Vegetable lovers may one day have fresher, more abundant locally grown produce thanks to a new project underway in Kansas and Florida.
Kansas State University and the University of Florida have teamed up to look for ways to improve the quality and extend the shelf life of fruits and vegetables using tomatoes and spinach as their models. The work is focused specifically on aiding small-acreage growers who sell locally and might lack the washing, packing and cooling facilities needed to reduce food postharvest (after harvest) losses.
The four-year project, which began March 1, is funded by a $1 million Agriculture and Food Research Initiative grant from the U.S. Department of Agriculture’s National Institute of Food and Agriculture. Of the 38 proposals submitted, five were funded. The K-State-Florida proposal was ranked No. 1 overall.
“The goal is to increase the availability of locally grown food by reducing the loss of fresh fruits and vegetables after they’ve been harvested,” said Eleni Pliakoni, K-State assistant professor of horticulture and lead researcher on the project. To do that, the team is developing a system that includes strategies growers can use before and after harvest to reduce crop losses from decay.
Once the team has developed tools that are most effective in the lab, it will take the strategies to local growers to determine the most practical ones to implement on small farms common to the region. The team also plans to develop digital tools, including a phone app that will help growers assess produce losses on their farms, and to disseminate the results of the study to growers and others.
“The great thing about the partnership between the University of Florida and Kansas State University is that we both bring unique strengths to the team, whether it’s in postharvest technology and pathology, high tunnel production, or extension and outreach,” Pliakoni said, adding “we’ve been having a lot of fun developing and now implementing the project.”
Others on the team include K-State assistant horticulture professor Cary Rivard and University of Florida horticulture professors Jeffrey Brecht and Xin Zhao, and plant pathologist Jerry Bartz.
“The grants are so competitive now; it takes a lot of teamwork to be successful,” Pliakoni said of the numerous teleconferences the team underwent in preparation for writing the grant proposal.

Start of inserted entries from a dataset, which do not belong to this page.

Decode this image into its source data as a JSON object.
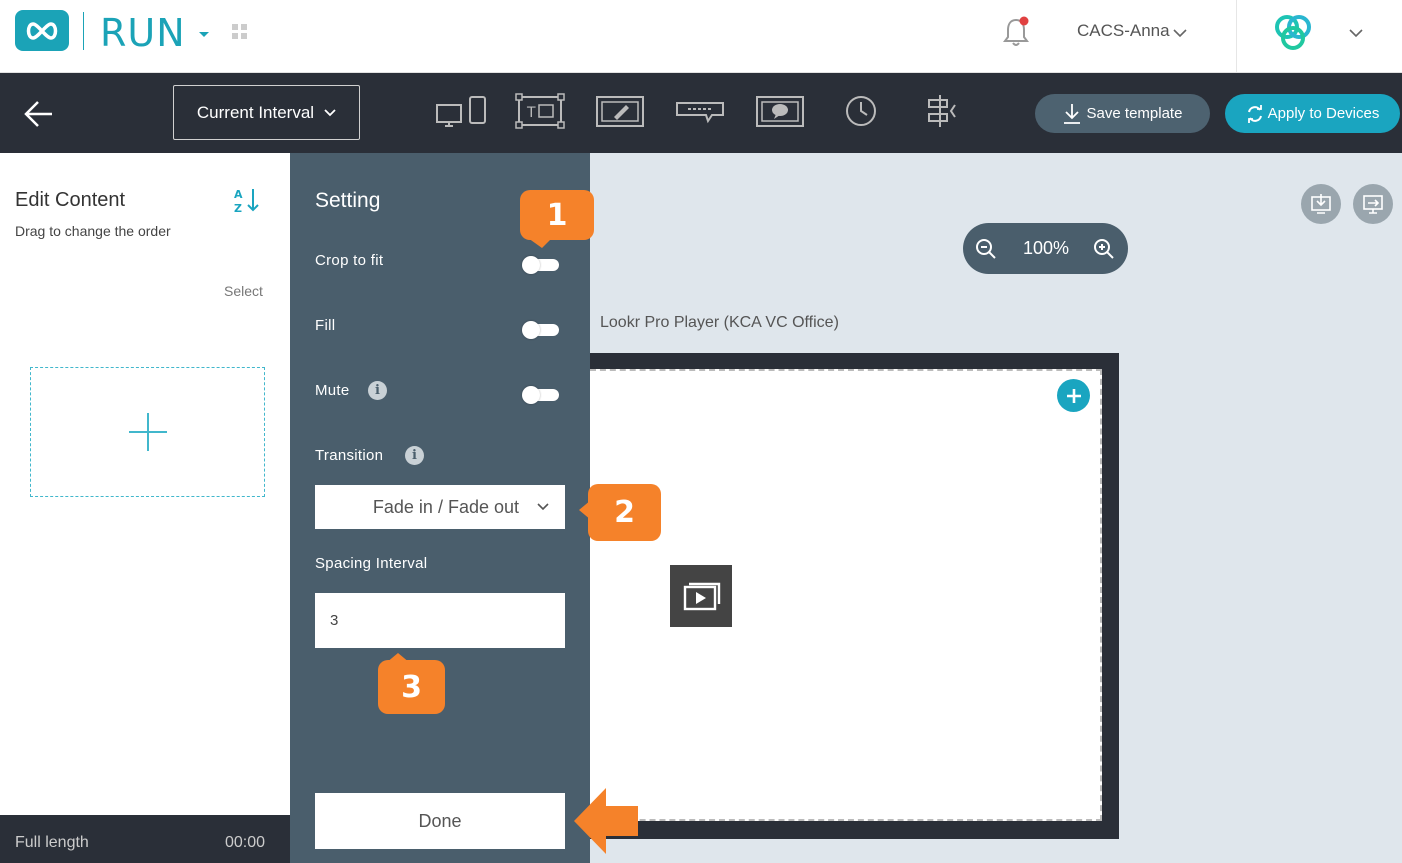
{
  "header": {
    "app_name": "RUN",
    "user_name": "CACS-Anna"
  },
  "toolbar": {
    "interval_label": "Current Interval",
    "save_label": "Save template",
    "apply_label": "Apply to Devices"
  },
  "left_panel": {
    "title": "Edit Content",
    "subtitle": "Drag to change the order",
    "select_label": "Select",
    "footer_label": "Full length",
    "footer_time": "00:00"
  },
  "settings": {
    "title": "Setting",
    "crop_label": "Crop to fit",
    "fill_label": "Fill",
    "mute_label": "Mute",
    "transition_label": "Transition",
    "transition_value": "Fade in / Fade out",
    "spacing_label": "Spacing Interval",
    "spacing_value": "3",
    "done_label": "Done"
  },
  "canvas": {
    "zoom": "100%",
    "player_name": "Lookr Pro Player (KCA VC Office)"
  },
  "annotations": {
    "badge1": "1",
    "badge2": "2",
    "badge3": "3"
  },
  "colors": {
    "accent": "#1ba3b7",
    "toolbar_bg": "#2a2f38",
    "settings_bg": "#4a5e6c",
    "canvas_bg": "#dfe6ec",
    "annotation": "#f5822a"
  }
}
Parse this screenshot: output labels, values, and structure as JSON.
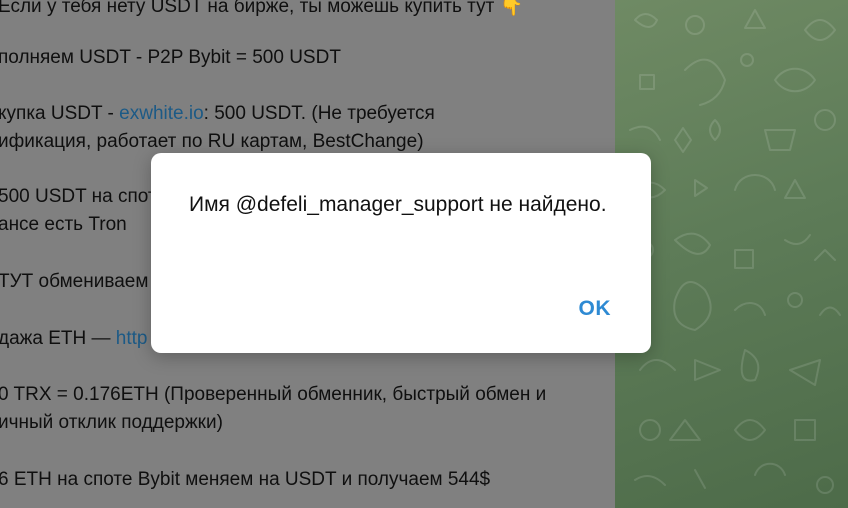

Tomatoes, both hybrid and heirloom varieties, and spinach are being planted in high tunnels and open fields in both states. The high tunnels – a low-cost, passive-solar alternative to traditional greenhouses – will help protect the crops from the abundant rain Florida typically receives and from the high winds experienced in Kansas. High tunnels are increasingly used by produce growers across the United States and are particularly prevalent in the Midwest.
The postharvest treatments to be investigated in the study include hot water treatment, chemical washes and modified atmosphere packing, which are all approved for organic production, but could be used by any small-acreage farmers who have limited access to postharvest facilities or choose not to use conventional chemical treatments. Modified atmosphere packaging, such as what is used in packaged mixed greens often available in grocery stores, can supplement and in some cases, be substituted for refrigeration to prolong the shelf life of fresh produce.
“Most of the fruit and vegetable growers in our region are first-generation farmers with little experience or equipment related to postharvest handling,” Rivard said. “One of the great things about this project is that it will help our young, small-acreage growers scale-up their supply by learning to handle and store their products in a way that increases shelf life, reduces losses, and ultimately provides high-quality, nutritious produce to the consumer.”
The researchers have identified growers and industry association representatives from both states who have agreed to serve on a project advisory board. The board will provide feedback on the research results and advice on future research directions.
While the crops will be grown in high tunnels and in open fields in both states, Florida will perform the part of the study looking at different organic postharvest physical and chemical treatments during sorting and washing of tomatoes and spinach. Kansas State will take the lead in developing the use of modified atmosphere packaging to prolong shelf life during storage. Both universities will play a role in creating the digital crop risk analysis tool and sharing the research results with growers and agricultural educators.
Source : ksu.edu